- Roller skating has made a resurgence and provides a great option for being active. Skating has minimal surface friction when compared to the ground contact of walking or running, so the intensity could be considered low-to-moderate, which is optimal for burning a greater percentage of calories from fat. Plus, it uses a number of lower-body muscles, which helps to increase overall energy expenditure. Encourage clients to take proper precautions by wearing recommended safety gear and staying on approved pathways.
- Bicycling, like roller skating, can be an effective, low-impact method of fat burning, especially when moving on relatively flat terrain at a consistent, comfortable rate of speed. To optimize the fat-burning response, remind clients to keep moving at a pace where breathing is faster than normal, but they can maintain the ability to speak in complete sentences. Again, encourage clients to use bike paths that are away from automobile traffic and wear proper protective gear such as helmets and high-visibility clothing for optimal safety.
- Hiking local, off-road trails are a great option for an activity that can elevate the heart rate without becoming out of breath. Hiking trails are also a great way to explore recreational areas while experiencing nature and learning more about the local area. Help clients identify local hiking trails that are within their fitness level and ability and encourage them to make weekend hikes an activity for the entire family.
- While muscles metabolize primarily fat to fuel activity at lower intensities, high-intensity interval training (HIIT) can allow more calories to be burned in a minimal amount of time. Research has found that a Tabata interval of body-weight exercises can produce similar results to running on a treadmill. Have a client do a four-minute Tabata interval that alternates between body-weight squats and push-ups (or spider-man planks) for eight, 20-second intervals. While HIIT relies primarily on anaerobic glycolysis (burning carbohydrates without oxygen) for energy, it could help burn more calories in less time.
Low-to-moderate intensity exercise that relies on lipolysis is also a great option for active recovery the day after a really hard workout. A recovery day does not mean skipping a chance to exercise; for example, a hike the day after a really hard strength workout is a great way to help muscles recover while providing an opportunity to burn fat. It is important to note, however, that even though exercise performed at a lower intensity (below the talk test threshold) does burn a greater percentage of calories from fat, it does not lead to a greater number of total calories burned from fat when compared to higher-intensity exercise. Therefore, incorporating the seven steps above can lead to positive results because they include both moderate- and higher-intensity exercises. The idea that there is a specific “fat-burning zone” is true in the sense that lower-intensity exercise will burn a greater percentage of calories from fat, but for weight loss it is the total amount of calories that is most important.

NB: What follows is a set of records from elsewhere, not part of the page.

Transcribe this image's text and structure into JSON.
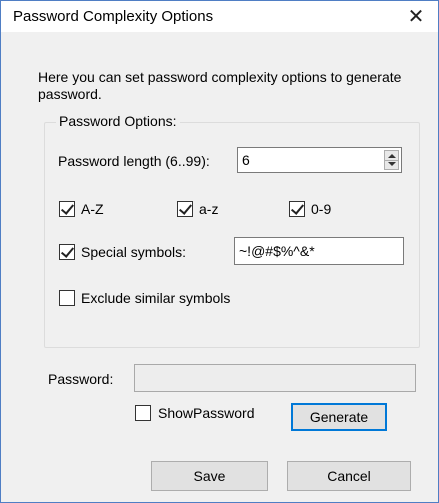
{
  "window": {
    "title": "Password Complexity Options",
    "close_glyph": "✕"
  },
  "intro_text": "Here you can set password complexity options to generate password.",
  "options": {
    "group_label": "Password Options:",
    "length_label": "Password length (6..99):",
    "length_value": "6",
    "uppercase": {
      "label": "A-Z",
      "checked": true
    },
    "lowercase": {
      "label": "a-z",
      "checked": true
    },
    "digits": {
      "label": "0-9",
      "checked": true
    },
    "special": {
      "label": "Special symbols:",
      "checked": true,
      "value": "~!@#$%^&*"
    },
    "exclude_similar": {
      "label": "Exclude similar symbols",
      "checked": false
    }
  },
  "password": {
    "label": "Password:",
    "value": "",
    "show_password": {
      "label": "ShowPassword",
      "checked": false
    },
    "generate_label": "Generate"
  },
  "buttons": {
    "save": "Save",
    "cancel": "Cancel"
  },
  "colors": {
    "accent": "#0078d7",
    "window_border": "#4f7ec4"
  }
}
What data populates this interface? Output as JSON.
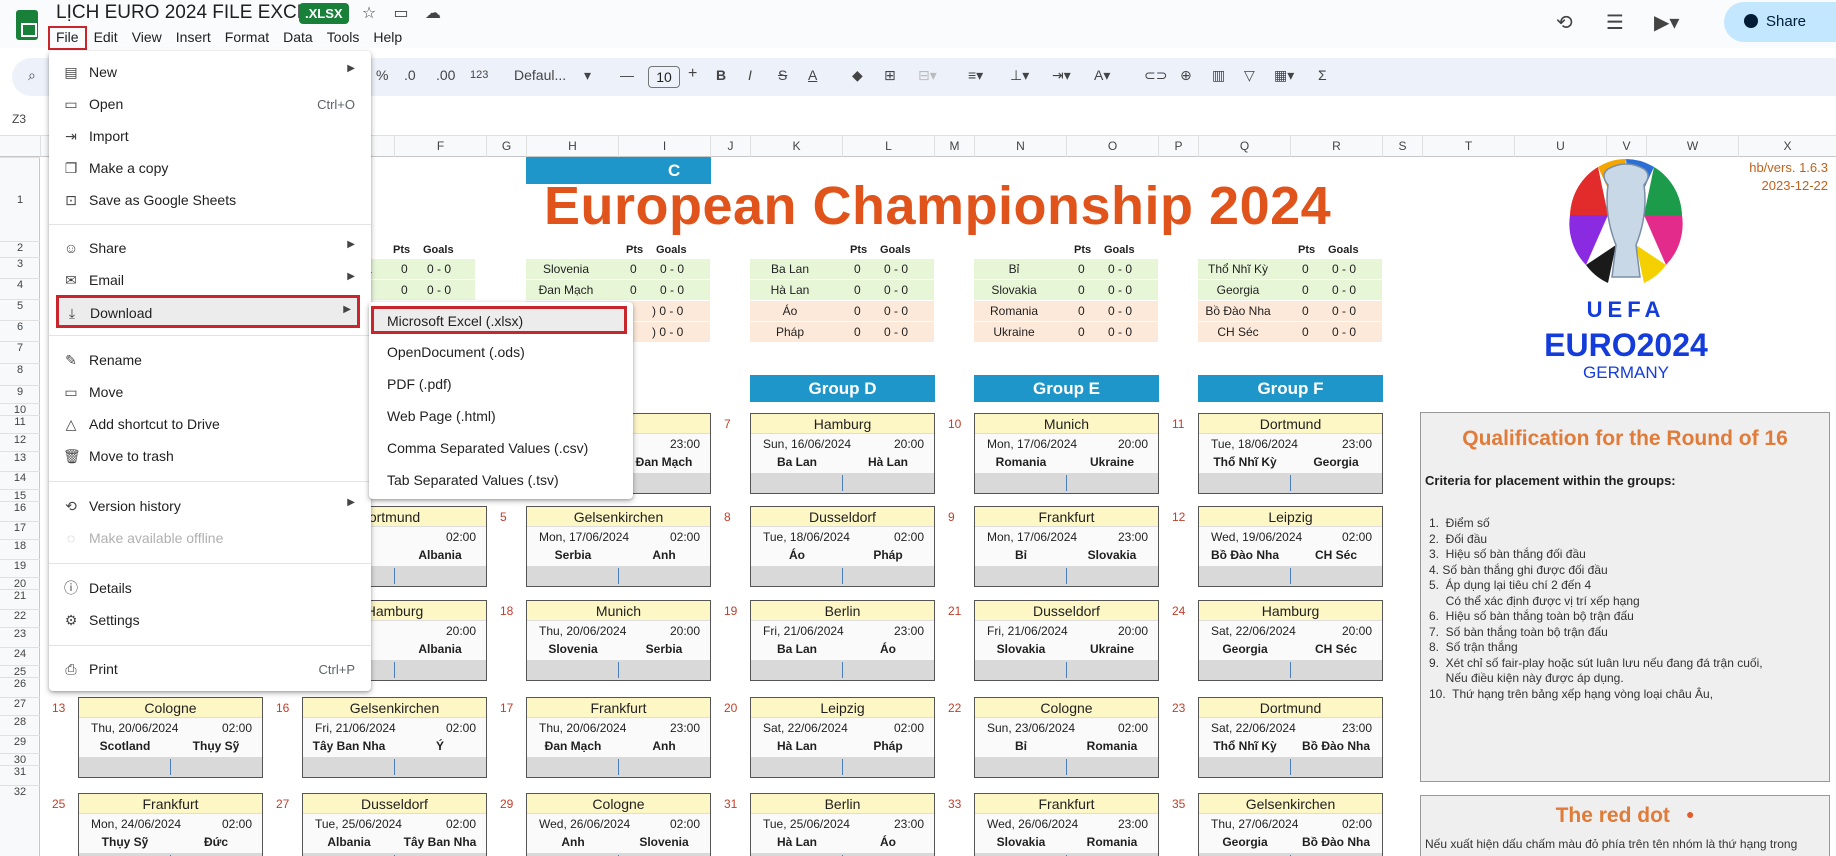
{
  "app": {
    "doc_title": "LỊCH EURO 2024 FILE EXCEL",
    "badge": ".XLSX",
    "share_label": "Share",
    "menu": [
      "File",
      "Edit",
      "View",
      "Insert",
      "Format",
      "Data",
      "Tools",
      "Help"
    ]
  },
  "toolbar": {
    "percent": "%",
    "dec_less": ".0",
    "dec_more": ".00",
    "num_format": "123",
    "font": "Defaul...",
    "font_size": "10",
    "minus": "—",
    "plus": "+"
  },
  "namebox": "Z3",
  "columns": [
    "E",
    "F",
    "G",
    "H",
    "I",
    "J",
    "K",
    "L",
    "M",
    "N",
    "O",
    "P",
    "Q",
    "R",
    "S",
    "T",
    "U",
    "V",
    "W",
    "X"
  ],
  "rows": [
    "1",
    "2",
    "3",
    "4",
    "5",
    "6",
    "7",
    "8",
    "9",
    "10",
    "11",
    "12",
    "13",
    "14",
    "15",
    "16",
    "17",
    "18",
    "19",
    "20",
    "21",
    "22",
    "23",
    "24",
    "25",
    "26",
    "27",
    "28",
    "29",
    "30",
    "31",
    "32"
  ],
  "file_menu": {
    "new": "New",
    "open": "Open",
    "open_sc": "Ctrl+O",
    "import": "Import",
    "copy": "Make a copy",
    "save_sheets": "Save as Google Sheets",
    "share": "Share",
    "email": "Email",
    "download": "Download",
    "rename": "Rename",
    "move": "Move",
    "shortcut": "Add shortcut to Drive",
    "trash": "Move to trash",
    "version": "Version history",
    "offline": "Make available offline",
    "details": "Details",
    "settings": "Settings",
    "print": "Print",
    "print_sc": "Ctrl+P"
  },
  "download_menu": [
    "Microsoft Excel (.xlsx)",
    "OpenDocument (.ods)",
    "PDF (.pdf)",
    "Web Page (.html)",
    "Comma Separated Values (.csv)",
    "Tab Separated Values (.tsv)"
  ],
  "sheet": {
    "title": "European Championship 2024",
    "version": "hb/vers. 1.6.3",
    "version_date": "2023-12-22",
    "pts": "Pts",
    "goals": "Goals",
    "standings_a": [
      {
        "team": "a",
        "pts": "0",
        "goals": "0 - 0"
      },
      {
        "team": "",
        "pts": "0",
        "goals": "0 - 0"
      }
    ],
    "standings_c": [
      {
        "team": "Slovenia",
        "pts": "0",
        "goals": "0 - 0"
      },
      {
        "team": "Đan Mạch",
        "pts": "0",
        "goals": "0 - 0"
      },
      {
        "team": "",
        "pts": "",
        "goals": ") 0 - 0"
      },
      {
        "team": "",
        "pts": "",
        "goals": ") 0 - 0"
      }
    ],
    "standings_d": [
      {
        "team": "Ba Lan",
        "pts": "0",
        "goals": "0 - 0"
      },
      {
        "team": "Hà Lan",
        "pts": "0",
        "goals": "0 - 0"
      },
      {
        "team": "Áo",
        "pts": "0",
        "goals": "0 - 0"
      },
      {
        "team": "Pháp",
        "pts": "0",
        "goals": "0 - 0"
      }
    ],
    "standings_e": [
      {
        "team": "Bỉ",
        "pts": "0",
        "goals": "0 - 0"
      },
      {
        "team": "Slovakia",
        "pts": "0",
        "goals": "0 - 0"
      },
      {
        "team": "Romania",
        "pts": "0",
        "goals": "0 - 0"
      },
      {
        "team": "Ukraine",
        "pts": "0",
        "goals": "0 - 0"
      }
    ],
    "standings_f": [
      {
        "team": "Thổ Nhĩ Kỳ",
        "pts": "0",
        "goals": "0 - 0"
      },
      {
        "team": "Georgia",
        "pts": "0",
        "goals": "0 - 0"
      },
      {
        "team": "Bồ Đào Nha",
        "pts": "0",
        "goals": "0 - 0"
      },
      {
        "team": "CH Séc",
        "pts": "0",
        "goals": "0 - 0"
      }
    ],
    "groups": {
      "c": "C",
      "d": "Group D",
      "e": "Group E",
      "f": "Group F"
    },
    "matches": {
      "c1": {
        "num": "",
        "city": "rt",
        "date": "",
        "time": "23:00",
        "a": "",
        "b": "Đan Mạch"
      },
      "d1": {
        "num": "7",
        "city": "Hamburg",
        "date": "Sun, 16/06/2024",
        "time": "20:00",
        "a": "Ba Lan",
        "b": "Hà Lan"
      },
      "e1": {
        "num": "10",
        "city": "Munich",
        "date": "Mon, 17/06/2024",
        "time": "20:00",
        "a": "Romania",
        "b": "Ukraine"
      },
      "f1": {
        "num": "11",
        "city": "Dortmund",
        "date": "Tue, 18/06/2024",
        "time": "23:00",
        "a": "Thổ Nhĩ Kỳ",
        "b": "Georgia"
      },
      "b2": {
        "num": "",
        "city": "ortmund",
        "date": "6/2024",
        "time": "02:00",
        "a": "",
        "b": "Albania"
      },
      "c2": {
        "num": "5",
        "city": "Gelsenkirchen",
        "date": "Mon, 17/06/2024",
        "time": "02:00",
        "a": "Serbia",
        "b": "Anh"
      },
      "d2": {
        "num": "8",
        "city": "Dusseldorf",
        "date": "Tue, 18/06/2024",
        "time": "02:00",
        "a": "Áo",
        "b": "Pháp"
      },
      "e2": {
        "num": "9",
        "city": "Frankfurt",
        "date": "Mon, 17/06/2024",
        "time": "23:00",
        "a": "Bỉ",
        "b": "Slovakia"
      },
      "f2": {
        "num": "12",
        "city": "Leipzig",
        "date": "Wed, 19/06/2024",
        "time": "02:00",
        "a": "Bồ Đào Nha",
        "b": "CH Séc"
      },
      "b3": {
        "num": "",
        "city": "Hamburg",
        "date": "06/2024",
        "time": "20:00",
        "a": "",
        "b": "Albania"
      },
      "c3": {
        "num": "18",
        "city": "Munich",
        "date": "Thu, 20/06/2024",
        "time": "20:00",
        "a": "Slovenia",
        "b": "Serbia"
      },
      "d3": {
        "num": "19",
        "city": "Berlin",
        "date": "Fri, 21/06/2024",
        "time": "23:00",
        "a": "Ba Lan",
        "b": "Áo"
      },
      "e3": {
        "num": "21",
        "city": "Dusseldorf",
        "date": "Fri, 21/06/2024",
        "time": "20:00",
        "a": "Slovakia",
        "b": "Ukraine"
      },
      "f3": {
        "num": "24",
        "city": "Hamburg",
        "date": "Sat, 22/06/2024",
        "time": "20:00",
        "a": "Georgia",
        "b": "CH Séc"
      },
      "a4": {
        "num": "13",
        "city": "Cologne",
        "date": "Thu, 20/06/2024",
        "time": "02:00",
        "a": "Scotland",
        "b": "Thụy Sỹ"
      },
      "b4": {
        "num": "16",
        "city": "Gelsenkirchen",
        "date": "Fri, 21/06/2024",
        "time": "02:00",
        "a": "Tây Ban Nha",
        "b": "Ý"
      },
      "c4": {
        "num": "17",
        "city": "Frankfurt",
        "date": "Thu, 20/06/2024",
        "time": "23:00",
        "a": "Đan Mạch",
        "b": "Anh"
      },
      "d4": {
        "num": "20",
        "city": "Leipzig",
        "date": "Sat, 22/06/2024",
        "time": "02:00",
        "a": "Hà Lan",
        "b": "Pháp"
      },
      "e4": {
        "num": "22",
        "city": "Cologne",
        "date": "Sun, 23/06/2024",
        "time": "02:00",
        "a": "Bỉ",
        "b": "Romania"
      },
      "f4": {
        "num": "23",
        "city": "Dortmund",
        "date": "Sat, 22/06/2024",
        "time": "23:00",
        "a": "Thổ Nhĩ Kỳ",
        "b": "Bồ Đào Nha"
      },
      "a5": {
        "num": "25",
        "city": "Frankfurt",
        "date": "Mon, 24/06/2024",
        "time": "02:00",
        "a": "Thụy Sỹ",
        "b": "Đức"
      },
      "b5": {
        "num": "27",
        "city": "Dusseldorf",
        "date": "Tue, 25/06/2024",
        "time": "02:00",
        "a": "Albania",
        "b": "Tây Ban Nha"
      },
      "c5": {
        "num": "29",
        "city": "Cologne",
        "date": "Wed, 26/06/2024",
        "time": "02:00",
        "a": "Anh",
        "b": "Slovenia"
      },
      "d5": {
        "num": "31",
        "city": "Berlin",
        "date": "Tue, 25/06/2024",
        "time": "23:00",
        "a": "Hà Lan",
        "b": "Áo"
      },
      "e5": {
        "num": "33",
        "city": "Frankfurt",
        "date": "Wed, 26/06/2024",
        "time": "23:00",
        "a": "Slovakia",
        "b": "Romania"
      },
      "f5": {
        "num": "35",
        "city": "Gelsenkirchen",
        "date": "Thu, 27/06/2024",
        "time": "02:00",
        "a": "Georgia",
        "b": "Bồ Đào Nha"
      }
    },
    "logo": {
      "uefa": "UEFA",
      "euro": "EURO2024",
      "country": "GERMANY"
    },
    "qualification": {
      "title": "Qualification for the Round of 16",
      "subtitle": "Criteria for placement within the groups:",
      "items": [
        "1.  Điểm số",
        "2.  Đối đầu",
        "3.  Hiệu số bàn thắng đối đầu",
        "4. Số bàn thắng ghi được đối đầu",
        "5.  Áp dụng lại tiêu chí 2 đến 4",
        "     Có thể xác định được vị trí xếp hạng",
        "6.  Hiệu số bàn thắng toàn bộ trận đấu",
        "7.  Số bàn thắng toàn bộ trận đấu",
        "8.  Số trận thắng",
        "9.  Xét chỉ số fair-play hoặc sút luân lưu nếu đang đá trận cuối,",
        "     Nếu điều kiện này được áp dụng.",
        "10.  Thứ hạng trên bảng xếp hạng vòng loại châu Âu,"
      ]
    },
    "reddot": {
      "title": "The red dot",
      "text": "Nếu xuất hiện dấu chấm màu đỏ phía trên tên nhóm là thứ hạng trong"
    }
  }
}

As the seasons change and the weather begins to warm-up, clients who have been sweating indoors all winter will be looking for opportunities to be outside as much as possible. Providing clients with these options for outdoor workouts can help to build your value as a health and exercise professional, while also helping to ensure they remain active every day which is one of the most important components of long-term success from exercise.